Hardworking and meticulous, Georgios began perfecting the art of making desserts, even the ones that were usually prepared at home, such as saragli, using only the finest ingredients. “He was known to throw out an entire batch if something was not to his liking,” says his daughter, Elli Papoutsoglou. Just like her sister Stavroula, she did not get involved with the family business because he wanted them to continue their studies. In fact, he would get upset whenever he would see them there. However Elli’s son, Giorgos Papoutsoglou, is actively involved and is the current manager of the Athens branch.
There are many legendary stories about his grandfather, such as when in 1946 he won the lottery, 1 million drachmas, and gave it away to buy sugar. Or when he came to Athens to meet his chocolate supplier and observe how the chocolate was made. In the factory he asked to have a taste; he made various additions, and created his own blend, just as he wanted it. Using the same recipe, to this day the chocolate factory prepares the same dark and milk chocolate exclusively for Papaparaskevas. Chocolate custom made!
He was also a deeply honest man and a good employer – “if anyone would be hung for legalities, it would be my dad!” says Elli. He also had a good instinct about choosing the right partners, and was surrounded by honest and hard working people. When he suddenly passed away in 1974, at the age of 69, it was those partners who helped his wife keep the business and also acquired shares. Today, their children have taken their place, and everyone works together, as a family.

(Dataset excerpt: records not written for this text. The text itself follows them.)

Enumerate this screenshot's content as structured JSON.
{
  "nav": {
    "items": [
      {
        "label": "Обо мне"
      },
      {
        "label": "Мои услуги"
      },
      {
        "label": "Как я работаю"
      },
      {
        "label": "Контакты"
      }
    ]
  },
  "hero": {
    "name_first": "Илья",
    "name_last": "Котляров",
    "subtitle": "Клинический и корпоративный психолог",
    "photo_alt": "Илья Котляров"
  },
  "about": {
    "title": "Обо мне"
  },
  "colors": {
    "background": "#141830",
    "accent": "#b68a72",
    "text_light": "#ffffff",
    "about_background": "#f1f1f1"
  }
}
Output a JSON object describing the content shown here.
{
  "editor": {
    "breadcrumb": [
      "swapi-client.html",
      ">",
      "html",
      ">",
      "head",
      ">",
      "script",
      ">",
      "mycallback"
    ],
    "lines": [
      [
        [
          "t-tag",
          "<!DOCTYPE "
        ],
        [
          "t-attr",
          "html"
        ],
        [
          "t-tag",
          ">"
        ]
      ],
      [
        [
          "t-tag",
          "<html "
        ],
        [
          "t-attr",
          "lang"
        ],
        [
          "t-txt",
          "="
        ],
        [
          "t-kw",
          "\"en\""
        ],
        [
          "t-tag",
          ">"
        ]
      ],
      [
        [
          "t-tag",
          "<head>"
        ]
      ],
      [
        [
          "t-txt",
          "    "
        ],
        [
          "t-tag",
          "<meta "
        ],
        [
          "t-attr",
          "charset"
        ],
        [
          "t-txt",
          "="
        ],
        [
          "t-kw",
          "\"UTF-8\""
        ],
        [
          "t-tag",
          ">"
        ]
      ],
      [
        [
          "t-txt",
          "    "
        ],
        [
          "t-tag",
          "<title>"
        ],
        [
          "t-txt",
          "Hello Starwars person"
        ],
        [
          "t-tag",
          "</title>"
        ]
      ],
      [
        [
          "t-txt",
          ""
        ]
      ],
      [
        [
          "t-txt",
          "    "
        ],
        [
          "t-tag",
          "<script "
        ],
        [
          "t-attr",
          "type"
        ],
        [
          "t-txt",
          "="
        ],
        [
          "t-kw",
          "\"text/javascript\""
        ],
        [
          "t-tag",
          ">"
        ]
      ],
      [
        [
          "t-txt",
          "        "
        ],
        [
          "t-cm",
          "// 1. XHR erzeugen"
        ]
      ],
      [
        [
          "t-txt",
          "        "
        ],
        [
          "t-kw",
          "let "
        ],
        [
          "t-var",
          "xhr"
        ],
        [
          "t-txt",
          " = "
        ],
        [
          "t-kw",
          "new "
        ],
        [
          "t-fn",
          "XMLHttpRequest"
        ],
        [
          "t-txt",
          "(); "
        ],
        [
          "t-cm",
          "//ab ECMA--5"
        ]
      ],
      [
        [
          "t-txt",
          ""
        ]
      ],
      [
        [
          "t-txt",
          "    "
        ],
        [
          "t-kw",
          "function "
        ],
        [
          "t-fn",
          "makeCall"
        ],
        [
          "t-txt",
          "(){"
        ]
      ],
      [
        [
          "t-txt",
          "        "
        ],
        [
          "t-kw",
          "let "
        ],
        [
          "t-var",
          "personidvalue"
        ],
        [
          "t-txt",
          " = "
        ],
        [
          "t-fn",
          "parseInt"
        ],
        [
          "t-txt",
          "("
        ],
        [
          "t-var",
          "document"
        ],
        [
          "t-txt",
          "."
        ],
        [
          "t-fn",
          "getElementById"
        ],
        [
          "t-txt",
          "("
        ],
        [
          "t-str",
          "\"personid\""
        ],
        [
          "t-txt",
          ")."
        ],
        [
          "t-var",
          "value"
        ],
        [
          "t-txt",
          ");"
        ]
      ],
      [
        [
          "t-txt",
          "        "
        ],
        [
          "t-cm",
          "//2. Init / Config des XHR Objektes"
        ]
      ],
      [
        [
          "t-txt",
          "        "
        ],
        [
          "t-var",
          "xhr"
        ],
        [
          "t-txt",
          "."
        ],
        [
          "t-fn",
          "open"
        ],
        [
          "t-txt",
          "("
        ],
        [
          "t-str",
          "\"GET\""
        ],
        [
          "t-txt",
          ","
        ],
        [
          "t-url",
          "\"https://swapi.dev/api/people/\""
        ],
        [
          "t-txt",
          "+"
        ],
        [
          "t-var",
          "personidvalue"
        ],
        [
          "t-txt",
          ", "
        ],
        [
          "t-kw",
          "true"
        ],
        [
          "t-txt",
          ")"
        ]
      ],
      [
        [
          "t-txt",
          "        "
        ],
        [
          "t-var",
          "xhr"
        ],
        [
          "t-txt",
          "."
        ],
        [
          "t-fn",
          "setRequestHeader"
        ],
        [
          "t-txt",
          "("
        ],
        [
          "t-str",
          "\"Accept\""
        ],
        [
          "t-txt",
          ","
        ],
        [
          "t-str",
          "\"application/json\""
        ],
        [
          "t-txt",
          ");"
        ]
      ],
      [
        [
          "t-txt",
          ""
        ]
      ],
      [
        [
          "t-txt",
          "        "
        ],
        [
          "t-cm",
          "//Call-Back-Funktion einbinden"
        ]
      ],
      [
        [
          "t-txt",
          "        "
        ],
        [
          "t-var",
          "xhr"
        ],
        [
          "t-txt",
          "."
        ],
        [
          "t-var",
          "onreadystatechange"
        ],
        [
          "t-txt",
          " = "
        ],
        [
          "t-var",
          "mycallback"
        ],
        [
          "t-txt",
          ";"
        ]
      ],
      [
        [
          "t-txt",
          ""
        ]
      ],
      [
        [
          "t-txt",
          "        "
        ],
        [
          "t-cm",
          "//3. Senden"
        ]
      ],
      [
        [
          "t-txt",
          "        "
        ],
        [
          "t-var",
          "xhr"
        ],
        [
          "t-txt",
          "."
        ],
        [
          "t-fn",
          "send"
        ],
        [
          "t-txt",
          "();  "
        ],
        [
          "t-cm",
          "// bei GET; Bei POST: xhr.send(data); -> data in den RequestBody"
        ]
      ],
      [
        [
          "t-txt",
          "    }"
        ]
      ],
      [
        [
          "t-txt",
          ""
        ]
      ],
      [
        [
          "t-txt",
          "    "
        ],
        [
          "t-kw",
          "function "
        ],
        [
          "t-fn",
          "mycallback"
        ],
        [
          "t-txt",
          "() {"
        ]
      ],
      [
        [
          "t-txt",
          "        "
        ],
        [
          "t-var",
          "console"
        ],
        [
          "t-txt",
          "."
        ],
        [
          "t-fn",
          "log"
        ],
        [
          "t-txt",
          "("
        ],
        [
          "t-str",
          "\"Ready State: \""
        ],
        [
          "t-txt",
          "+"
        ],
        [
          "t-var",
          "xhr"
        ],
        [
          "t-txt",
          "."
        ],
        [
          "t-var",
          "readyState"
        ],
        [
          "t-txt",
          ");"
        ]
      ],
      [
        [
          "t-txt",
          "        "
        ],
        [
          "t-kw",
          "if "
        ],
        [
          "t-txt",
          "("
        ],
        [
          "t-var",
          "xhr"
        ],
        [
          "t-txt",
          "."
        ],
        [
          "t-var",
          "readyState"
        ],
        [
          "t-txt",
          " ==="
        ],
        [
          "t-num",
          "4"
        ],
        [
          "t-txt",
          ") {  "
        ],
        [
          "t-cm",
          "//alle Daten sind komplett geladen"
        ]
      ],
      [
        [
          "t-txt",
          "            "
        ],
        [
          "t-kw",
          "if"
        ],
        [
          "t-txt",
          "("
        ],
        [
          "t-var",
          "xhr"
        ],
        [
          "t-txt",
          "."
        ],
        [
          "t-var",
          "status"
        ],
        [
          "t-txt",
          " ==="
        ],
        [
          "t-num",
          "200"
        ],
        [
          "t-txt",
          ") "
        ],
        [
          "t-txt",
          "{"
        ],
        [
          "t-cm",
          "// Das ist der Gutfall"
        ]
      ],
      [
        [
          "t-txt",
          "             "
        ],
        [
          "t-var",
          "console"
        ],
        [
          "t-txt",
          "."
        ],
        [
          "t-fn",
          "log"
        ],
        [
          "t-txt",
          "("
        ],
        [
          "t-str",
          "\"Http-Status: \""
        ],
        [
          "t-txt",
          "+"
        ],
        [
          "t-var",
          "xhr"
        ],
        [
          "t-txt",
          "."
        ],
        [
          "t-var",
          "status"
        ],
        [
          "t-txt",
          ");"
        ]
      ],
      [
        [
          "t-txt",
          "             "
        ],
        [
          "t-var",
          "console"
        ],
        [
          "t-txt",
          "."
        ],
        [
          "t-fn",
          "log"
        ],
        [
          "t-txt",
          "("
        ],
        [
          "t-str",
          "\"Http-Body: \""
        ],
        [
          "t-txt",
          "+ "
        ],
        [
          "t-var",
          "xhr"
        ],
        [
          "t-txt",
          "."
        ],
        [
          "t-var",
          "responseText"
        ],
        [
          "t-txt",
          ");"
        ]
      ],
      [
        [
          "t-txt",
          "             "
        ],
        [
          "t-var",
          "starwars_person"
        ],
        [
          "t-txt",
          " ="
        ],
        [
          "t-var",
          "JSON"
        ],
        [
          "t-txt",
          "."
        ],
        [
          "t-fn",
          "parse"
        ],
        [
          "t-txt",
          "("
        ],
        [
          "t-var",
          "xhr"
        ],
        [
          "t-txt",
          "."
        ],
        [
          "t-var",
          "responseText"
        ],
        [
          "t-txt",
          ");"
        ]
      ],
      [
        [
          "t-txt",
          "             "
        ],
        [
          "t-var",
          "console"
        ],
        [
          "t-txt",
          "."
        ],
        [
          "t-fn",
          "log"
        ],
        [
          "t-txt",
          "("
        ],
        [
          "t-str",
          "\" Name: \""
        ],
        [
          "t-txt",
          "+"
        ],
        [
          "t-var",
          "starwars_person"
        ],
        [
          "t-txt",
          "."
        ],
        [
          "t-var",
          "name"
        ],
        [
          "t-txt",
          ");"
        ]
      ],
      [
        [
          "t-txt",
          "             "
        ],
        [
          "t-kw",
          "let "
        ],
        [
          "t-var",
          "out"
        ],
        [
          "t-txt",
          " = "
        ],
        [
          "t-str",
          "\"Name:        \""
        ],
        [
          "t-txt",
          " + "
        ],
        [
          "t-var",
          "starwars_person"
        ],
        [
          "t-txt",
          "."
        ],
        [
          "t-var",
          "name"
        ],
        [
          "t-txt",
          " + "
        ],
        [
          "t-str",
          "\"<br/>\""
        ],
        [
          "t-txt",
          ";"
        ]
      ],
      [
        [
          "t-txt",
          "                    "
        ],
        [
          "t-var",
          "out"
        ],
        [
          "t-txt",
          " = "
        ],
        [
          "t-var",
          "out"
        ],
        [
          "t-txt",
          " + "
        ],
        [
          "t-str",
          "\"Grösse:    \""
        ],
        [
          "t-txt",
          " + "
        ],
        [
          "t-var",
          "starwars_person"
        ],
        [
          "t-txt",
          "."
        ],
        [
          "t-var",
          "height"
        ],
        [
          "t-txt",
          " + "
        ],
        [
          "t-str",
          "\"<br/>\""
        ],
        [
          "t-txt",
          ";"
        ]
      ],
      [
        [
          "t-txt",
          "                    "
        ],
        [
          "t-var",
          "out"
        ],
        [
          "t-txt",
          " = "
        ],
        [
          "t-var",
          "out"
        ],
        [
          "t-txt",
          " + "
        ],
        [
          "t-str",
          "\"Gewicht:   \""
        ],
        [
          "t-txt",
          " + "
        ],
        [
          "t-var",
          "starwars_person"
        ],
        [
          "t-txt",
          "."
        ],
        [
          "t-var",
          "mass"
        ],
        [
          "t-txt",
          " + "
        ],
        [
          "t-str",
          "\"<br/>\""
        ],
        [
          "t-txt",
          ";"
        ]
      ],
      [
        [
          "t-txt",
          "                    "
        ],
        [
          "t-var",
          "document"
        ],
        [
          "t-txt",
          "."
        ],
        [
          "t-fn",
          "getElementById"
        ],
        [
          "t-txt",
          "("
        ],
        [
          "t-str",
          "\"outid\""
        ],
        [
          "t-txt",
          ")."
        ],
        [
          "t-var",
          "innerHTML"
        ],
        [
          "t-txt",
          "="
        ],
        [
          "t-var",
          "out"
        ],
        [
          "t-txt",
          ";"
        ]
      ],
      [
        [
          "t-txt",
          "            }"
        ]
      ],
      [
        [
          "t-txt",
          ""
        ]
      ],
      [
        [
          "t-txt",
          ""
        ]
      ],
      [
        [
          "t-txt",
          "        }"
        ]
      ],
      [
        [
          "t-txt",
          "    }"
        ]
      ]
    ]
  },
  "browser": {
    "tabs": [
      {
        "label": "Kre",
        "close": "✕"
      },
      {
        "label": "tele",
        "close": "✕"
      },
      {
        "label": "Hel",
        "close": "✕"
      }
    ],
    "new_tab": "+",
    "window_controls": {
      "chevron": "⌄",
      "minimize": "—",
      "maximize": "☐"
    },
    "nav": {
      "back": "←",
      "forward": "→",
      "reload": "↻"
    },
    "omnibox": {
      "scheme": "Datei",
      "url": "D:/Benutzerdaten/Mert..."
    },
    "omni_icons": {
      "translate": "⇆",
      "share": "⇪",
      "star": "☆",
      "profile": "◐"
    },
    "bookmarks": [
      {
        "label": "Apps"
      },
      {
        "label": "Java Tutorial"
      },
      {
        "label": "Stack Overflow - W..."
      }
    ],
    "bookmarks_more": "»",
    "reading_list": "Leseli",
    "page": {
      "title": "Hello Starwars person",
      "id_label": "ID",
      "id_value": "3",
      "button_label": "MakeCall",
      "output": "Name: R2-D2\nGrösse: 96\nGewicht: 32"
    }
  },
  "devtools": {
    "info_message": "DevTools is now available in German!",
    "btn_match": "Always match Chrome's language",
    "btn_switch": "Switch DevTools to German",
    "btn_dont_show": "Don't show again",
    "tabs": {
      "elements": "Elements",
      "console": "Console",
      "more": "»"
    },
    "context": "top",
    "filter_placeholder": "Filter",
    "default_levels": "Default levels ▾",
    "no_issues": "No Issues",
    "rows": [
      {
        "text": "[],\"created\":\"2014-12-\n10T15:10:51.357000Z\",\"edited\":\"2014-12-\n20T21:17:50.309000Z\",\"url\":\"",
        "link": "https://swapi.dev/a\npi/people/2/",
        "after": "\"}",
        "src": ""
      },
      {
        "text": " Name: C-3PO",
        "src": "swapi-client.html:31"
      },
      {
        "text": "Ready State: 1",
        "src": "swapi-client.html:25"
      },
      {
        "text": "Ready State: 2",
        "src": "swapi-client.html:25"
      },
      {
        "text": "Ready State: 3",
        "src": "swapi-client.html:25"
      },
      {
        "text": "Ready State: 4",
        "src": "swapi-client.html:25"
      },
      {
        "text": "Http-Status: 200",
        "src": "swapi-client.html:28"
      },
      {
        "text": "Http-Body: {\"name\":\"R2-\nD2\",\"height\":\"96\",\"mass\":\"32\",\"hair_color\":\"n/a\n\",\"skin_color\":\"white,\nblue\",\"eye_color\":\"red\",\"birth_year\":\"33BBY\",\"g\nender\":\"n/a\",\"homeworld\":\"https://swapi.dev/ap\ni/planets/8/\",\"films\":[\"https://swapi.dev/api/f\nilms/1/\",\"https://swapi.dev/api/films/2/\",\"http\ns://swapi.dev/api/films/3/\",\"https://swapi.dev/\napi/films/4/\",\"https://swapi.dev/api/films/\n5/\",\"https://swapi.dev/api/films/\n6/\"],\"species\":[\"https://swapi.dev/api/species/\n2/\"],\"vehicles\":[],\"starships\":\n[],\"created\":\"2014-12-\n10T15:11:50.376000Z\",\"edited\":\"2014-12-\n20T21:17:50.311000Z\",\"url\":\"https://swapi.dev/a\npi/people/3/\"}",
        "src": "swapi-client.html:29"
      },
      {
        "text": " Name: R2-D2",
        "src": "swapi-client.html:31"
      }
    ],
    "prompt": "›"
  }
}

With the same values and the same recipes, they continue moving forward to this day, building a world of their own. Like the house in the story Hansel and Gretel, the pastry shop is defiantly filled with unusual desserts, with an old-fashioned finesse and refined skills. Most desserts are made with butter cream, a cream with a butter and Italian meringue base, which is why many people feel it’s heavy. Yet their flavor is rich, unforgettable, made with the finest ingredients, with real chocolate and genuine butter.
There is so much to admire, where to begin? From the old fashioned and refined cakes, buttery kourabiedes, available all year around, or the scrumptious syrupy sweets? From the retro treats that are veritable works of art in their own right, or the crispy saragli, wrapped in paper, like individual desserts? What can we say about the kariokes, first created by Papaparaskevas from scratch, trademarking the recipe that made the shop, and all of Xanthi, famous? They accept orders for kariokes from all over Greece, while during the Christmas season they produce more than 1500 kilograms per week!
For the past four years, their desserts have been issued a European visa and can be found in Brussels, at the Cherry delicatessen. And there is so much more to admire. It is a sturdy business that supports many people and their families. “In Xanthi, if you get a job at Papaparaskevas, it is like getting a job in a bank,” says Ms. Papoutsoglou. “And this makes me particularly happy because, during my entire lifetime, I have not seen any difference in the business. My father added the yeast, and he managed to convey a sense of honesty to his partners.”
“We hire people, we are not firing. Actually, two months ago we increased our workforce. Thankfully, we are doing well,” Giorgos Arsenis tells us. Indeed, most employees have been working there for 20 or 30 years. In a time when the ready-made, fast and easy is on the rise, Papaparaskevas is the exception. If only it were the rule.
This article was previously published in Greek at gastronomos.gr.
Papaparaskevas was awarded at the Gastronomos magazine’s 15th Quality Awards in December 2022 – an evening in honor of the culinary heritage of Asia Minor, and the producers and businesses run by the children and grandchildren of Asia Minor refugees.